Art is much more than an object to look at; it is the experience and process of creating and the experience of seeing and feeling the art. Seeing the form and also how it was created with the brush strokes or visible tool marks can be magical. I always have an idea in my head of what I want the sculpture to be in the end…but it almost always evolves into something different. As I am working I am always open to experimenting and making changes and that hopefully gives my sculptures a feeling of motion and life. A moment in time captured.

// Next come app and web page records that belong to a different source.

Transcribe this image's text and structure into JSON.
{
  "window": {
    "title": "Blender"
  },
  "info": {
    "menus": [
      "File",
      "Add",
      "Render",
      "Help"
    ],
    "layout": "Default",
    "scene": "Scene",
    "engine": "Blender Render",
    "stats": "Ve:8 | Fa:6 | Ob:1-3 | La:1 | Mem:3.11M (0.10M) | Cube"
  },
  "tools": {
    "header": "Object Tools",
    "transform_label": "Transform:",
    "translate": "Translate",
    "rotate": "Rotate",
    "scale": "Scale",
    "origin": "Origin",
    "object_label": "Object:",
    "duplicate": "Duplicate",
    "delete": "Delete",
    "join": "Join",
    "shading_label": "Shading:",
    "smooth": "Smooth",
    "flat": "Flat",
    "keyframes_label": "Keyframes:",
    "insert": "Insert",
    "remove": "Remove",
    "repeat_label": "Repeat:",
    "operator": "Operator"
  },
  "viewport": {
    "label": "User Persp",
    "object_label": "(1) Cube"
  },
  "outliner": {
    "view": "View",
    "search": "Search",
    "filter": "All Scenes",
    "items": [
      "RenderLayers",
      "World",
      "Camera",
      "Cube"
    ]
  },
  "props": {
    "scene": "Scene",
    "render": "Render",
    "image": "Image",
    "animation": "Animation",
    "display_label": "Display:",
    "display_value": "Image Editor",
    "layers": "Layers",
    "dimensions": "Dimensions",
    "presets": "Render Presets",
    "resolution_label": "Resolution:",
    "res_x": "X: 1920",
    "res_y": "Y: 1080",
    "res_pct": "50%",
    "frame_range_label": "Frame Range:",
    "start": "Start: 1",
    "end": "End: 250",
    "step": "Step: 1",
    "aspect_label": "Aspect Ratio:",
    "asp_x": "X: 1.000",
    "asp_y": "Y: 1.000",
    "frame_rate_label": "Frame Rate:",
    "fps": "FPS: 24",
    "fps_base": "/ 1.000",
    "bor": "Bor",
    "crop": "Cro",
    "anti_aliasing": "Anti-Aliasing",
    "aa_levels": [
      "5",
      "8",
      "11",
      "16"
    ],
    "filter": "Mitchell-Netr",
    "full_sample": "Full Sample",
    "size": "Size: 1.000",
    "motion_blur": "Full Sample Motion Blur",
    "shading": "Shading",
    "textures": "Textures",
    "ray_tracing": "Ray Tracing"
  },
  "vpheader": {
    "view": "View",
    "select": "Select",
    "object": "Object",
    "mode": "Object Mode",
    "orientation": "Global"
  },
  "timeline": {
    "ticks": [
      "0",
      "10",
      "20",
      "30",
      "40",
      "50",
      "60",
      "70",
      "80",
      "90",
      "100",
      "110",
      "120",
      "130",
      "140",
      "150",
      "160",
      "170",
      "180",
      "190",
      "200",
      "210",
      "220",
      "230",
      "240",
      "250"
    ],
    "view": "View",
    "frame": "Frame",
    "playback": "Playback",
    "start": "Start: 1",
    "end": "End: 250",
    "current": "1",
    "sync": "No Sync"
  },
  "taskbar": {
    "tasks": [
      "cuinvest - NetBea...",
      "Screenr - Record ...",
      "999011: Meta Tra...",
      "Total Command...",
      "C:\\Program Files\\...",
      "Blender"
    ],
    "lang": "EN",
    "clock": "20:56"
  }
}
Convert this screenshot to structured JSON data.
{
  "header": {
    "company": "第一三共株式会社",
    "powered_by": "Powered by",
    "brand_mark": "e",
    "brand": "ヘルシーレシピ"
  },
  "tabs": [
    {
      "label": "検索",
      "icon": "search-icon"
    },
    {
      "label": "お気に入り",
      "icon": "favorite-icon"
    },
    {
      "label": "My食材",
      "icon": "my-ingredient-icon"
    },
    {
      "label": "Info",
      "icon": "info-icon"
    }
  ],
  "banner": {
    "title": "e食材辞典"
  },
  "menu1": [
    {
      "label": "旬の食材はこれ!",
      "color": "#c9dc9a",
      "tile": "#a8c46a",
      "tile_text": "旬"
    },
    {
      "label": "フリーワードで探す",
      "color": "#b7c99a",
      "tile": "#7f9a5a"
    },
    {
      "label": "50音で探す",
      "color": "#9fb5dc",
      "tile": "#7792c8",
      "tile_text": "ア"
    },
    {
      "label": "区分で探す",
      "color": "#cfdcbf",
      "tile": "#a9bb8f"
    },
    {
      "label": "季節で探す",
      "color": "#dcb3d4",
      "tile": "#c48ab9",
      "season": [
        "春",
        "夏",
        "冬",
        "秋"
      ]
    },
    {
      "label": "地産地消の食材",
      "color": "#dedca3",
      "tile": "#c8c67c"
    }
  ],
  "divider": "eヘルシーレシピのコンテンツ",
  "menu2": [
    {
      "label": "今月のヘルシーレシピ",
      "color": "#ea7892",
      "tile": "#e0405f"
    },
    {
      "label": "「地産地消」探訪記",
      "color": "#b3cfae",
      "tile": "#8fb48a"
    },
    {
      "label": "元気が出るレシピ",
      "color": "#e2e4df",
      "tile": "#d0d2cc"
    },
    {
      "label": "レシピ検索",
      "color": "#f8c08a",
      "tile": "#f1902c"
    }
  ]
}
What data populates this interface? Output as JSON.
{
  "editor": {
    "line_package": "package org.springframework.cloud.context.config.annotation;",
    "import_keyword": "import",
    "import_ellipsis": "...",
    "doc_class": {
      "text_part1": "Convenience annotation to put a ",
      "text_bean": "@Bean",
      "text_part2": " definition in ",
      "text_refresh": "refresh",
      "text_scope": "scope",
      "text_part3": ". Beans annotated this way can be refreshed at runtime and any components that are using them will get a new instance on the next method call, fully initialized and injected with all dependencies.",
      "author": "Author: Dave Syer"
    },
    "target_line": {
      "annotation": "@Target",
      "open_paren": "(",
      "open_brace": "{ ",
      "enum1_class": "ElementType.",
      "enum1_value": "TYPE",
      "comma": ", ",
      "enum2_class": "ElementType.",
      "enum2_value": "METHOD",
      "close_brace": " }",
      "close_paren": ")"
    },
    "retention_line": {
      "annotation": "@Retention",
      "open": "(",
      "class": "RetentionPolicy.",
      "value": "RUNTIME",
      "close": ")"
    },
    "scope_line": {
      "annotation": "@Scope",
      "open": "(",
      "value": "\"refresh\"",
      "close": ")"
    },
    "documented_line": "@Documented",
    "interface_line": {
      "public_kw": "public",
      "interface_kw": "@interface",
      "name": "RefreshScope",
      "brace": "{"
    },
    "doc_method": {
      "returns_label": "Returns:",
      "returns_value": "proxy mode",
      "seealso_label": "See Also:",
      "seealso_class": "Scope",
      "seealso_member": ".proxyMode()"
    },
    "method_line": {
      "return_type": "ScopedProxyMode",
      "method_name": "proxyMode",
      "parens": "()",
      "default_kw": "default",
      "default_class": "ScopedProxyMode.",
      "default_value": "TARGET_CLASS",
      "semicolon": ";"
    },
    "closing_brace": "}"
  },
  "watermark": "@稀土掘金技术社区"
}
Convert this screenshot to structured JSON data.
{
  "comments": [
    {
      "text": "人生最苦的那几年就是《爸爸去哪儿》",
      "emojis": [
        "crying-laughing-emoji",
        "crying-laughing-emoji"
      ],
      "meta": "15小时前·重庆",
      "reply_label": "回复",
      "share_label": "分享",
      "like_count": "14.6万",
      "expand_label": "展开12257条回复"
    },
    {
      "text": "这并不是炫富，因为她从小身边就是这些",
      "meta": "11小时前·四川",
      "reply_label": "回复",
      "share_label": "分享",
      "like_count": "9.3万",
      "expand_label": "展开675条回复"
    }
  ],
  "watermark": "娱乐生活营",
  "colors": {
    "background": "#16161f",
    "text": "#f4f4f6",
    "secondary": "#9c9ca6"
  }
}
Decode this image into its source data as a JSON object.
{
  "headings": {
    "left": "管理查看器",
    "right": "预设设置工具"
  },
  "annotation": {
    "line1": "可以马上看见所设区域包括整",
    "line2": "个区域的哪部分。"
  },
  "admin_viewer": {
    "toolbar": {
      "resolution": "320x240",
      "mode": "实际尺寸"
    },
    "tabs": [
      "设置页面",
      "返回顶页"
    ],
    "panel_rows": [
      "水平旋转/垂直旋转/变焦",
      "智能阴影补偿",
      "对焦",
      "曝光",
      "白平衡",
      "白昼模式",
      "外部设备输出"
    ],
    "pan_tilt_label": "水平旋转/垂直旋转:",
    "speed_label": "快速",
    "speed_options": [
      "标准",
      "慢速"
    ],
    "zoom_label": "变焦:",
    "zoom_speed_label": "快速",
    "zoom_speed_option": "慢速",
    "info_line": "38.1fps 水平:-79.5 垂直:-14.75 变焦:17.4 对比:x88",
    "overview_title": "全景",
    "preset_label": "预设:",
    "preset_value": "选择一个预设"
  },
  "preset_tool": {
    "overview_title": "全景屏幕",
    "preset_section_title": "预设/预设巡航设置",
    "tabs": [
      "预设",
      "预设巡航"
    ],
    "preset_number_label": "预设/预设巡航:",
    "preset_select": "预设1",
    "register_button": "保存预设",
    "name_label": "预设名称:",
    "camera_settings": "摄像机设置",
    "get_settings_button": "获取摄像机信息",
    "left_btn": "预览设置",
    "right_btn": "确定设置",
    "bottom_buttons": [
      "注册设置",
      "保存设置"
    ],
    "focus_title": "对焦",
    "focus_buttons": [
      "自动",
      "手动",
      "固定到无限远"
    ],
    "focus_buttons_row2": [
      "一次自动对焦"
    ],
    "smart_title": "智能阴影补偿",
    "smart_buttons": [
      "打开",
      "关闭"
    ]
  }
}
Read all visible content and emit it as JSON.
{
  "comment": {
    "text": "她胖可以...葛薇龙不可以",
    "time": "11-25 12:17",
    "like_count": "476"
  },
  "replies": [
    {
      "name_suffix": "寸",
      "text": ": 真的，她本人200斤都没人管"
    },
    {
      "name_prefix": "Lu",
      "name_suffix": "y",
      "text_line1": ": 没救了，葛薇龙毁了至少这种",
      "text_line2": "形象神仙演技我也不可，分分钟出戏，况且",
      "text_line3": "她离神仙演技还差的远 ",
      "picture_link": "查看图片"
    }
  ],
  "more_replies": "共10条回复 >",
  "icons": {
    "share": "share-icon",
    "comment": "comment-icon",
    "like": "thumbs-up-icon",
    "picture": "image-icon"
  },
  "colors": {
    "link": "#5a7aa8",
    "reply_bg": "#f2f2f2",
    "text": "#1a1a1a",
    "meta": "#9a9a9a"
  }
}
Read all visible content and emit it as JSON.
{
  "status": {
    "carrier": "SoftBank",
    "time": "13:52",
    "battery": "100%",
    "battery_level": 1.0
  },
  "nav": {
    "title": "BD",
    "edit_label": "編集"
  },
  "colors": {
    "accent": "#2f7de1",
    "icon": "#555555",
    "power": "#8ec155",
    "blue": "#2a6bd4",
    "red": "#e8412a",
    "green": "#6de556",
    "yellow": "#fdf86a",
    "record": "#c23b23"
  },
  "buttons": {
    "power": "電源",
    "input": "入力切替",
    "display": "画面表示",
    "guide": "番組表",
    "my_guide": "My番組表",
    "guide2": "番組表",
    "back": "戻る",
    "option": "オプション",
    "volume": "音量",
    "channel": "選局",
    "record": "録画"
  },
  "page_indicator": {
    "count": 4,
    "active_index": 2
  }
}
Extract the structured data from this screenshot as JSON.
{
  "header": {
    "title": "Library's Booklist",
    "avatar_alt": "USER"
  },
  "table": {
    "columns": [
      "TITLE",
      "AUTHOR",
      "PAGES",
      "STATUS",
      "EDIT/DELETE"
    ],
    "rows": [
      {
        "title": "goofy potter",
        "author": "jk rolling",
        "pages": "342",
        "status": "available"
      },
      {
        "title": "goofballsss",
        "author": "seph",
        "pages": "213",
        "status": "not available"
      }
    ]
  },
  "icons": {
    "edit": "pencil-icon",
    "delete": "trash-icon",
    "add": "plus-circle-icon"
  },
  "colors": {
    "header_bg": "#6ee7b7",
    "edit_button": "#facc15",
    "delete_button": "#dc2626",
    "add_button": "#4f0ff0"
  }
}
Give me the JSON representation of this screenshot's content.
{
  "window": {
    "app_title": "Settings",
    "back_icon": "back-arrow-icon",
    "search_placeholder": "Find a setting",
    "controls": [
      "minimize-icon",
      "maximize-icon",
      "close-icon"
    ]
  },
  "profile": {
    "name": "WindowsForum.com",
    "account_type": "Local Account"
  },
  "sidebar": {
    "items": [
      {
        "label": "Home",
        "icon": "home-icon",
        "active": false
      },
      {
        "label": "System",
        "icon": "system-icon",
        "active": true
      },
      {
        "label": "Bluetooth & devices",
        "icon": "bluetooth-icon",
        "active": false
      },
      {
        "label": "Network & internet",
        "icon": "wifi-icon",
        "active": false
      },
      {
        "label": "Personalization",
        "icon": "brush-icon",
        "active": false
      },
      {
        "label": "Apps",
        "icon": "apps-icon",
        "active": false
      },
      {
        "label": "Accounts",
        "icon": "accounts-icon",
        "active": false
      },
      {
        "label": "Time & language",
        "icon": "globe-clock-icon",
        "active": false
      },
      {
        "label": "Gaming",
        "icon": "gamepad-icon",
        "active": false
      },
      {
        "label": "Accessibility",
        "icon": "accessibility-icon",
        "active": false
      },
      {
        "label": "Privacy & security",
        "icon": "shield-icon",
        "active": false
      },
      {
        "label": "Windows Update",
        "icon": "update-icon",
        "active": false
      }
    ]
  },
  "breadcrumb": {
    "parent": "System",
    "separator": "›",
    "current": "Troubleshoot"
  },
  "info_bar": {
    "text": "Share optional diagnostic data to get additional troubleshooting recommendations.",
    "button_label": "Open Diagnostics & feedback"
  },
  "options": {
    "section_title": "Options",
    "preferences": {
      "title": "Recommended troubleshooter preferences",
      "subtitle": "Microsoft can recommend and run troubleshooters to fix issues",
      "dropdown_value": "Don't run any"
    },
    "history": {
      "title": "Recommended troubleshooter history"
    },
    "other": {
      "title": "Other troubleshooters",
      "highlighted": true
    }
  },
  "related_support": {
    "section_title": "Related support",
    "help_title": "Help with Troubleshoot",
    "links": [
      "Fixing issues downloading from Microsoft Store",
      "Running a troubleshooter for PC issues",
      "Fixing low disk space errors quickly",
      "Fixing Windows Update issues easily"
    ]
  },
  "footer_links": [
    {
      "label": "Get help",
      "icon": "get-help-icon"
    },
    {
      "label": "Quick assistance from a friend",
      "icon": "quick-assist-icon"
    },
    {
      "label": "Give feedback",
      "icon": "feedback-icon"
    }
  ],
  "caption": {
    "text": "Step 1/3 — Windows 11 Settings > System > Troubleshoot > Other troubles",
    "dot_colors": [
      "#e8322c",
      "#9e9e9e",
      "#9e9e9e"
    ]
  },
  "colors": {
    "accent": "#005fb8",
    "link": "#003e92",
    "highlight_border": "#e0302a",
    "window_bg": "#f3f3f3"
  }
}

Tucker Bailey was born in Minnesota and spent the first half of her life along the ruggedly beautiful shores of Lake Superior. She can’t recall a time when animals and art weren’t important parts of her life. She became an equestrian at an early age and from the beginning drew pictures of horses and other animals, expressing her fascination and love of them. She first saw a bronze sculpture at an early age and was totally captivated by the reality of three-dimensional arts. It became her goal to one day do bronze sculptures. She volunteered on the neo-natal team and as a docent for the North Carolina Zoological Park, trained ponies professionally, and worked at jobs directly with animals or to support her art.
She had her first bronze cast in 1989 at Carolina Bronze Sculpture and was so fascinated by the process that she took a job working there. For two years she studied and learned the art of casting bronze from the mold-making to the application of the patina. She is grateful for the opportunity for hands-on learning and continues to do her own molds. She carefully hand-finishes each wax before casting, and also is involved in the finishing of the metal and patina. She began showing her work, winning many awards over the years including the Ann Hyatt Huntington bronze medal from the Catherine Lorillard Wolfe Art Club in 1983 at the National Arts Club in NYC. Because of that honor, she and her husband were allowed to get married at Brookgreen Gardens in Litchfield, South Carolina. Along with her husband, Bill, she lives on a farm in North Carolina with ponies, a donkey, a dog, and two cats where she rides and continues to do both sculpture and paintings in her studio. She is a Signature Member of the Society of Animal Artists and the American Women Artists. Many of her sculptures have been included in museum tours around the country including a special exhibition at National Geographic headquarters in Washington, DC.
ANIMAL GROUPS, An Exhibition Produced by David J. Wagner, L.L.C.
A group of equine sculptures by Tucker Bailey will be featured in a new, upcoming exhibition entitled Animal Groups, curated by David J. Wagner, Ph.D. The exhibition will premiere at The Hansen Museum in Kansas in the Summer of 2021 to celebrate the opening of its newly renovated building and then travel to The Sternberg Museum of Natural History at Fort Hays State University in Kansas for display during the Fall Semester of 2021. The exhibit will feature nine groups by nine artists, each represented by five thematically related works to allow visitors to experience the breadth and depth of each artist’s treatment and expression.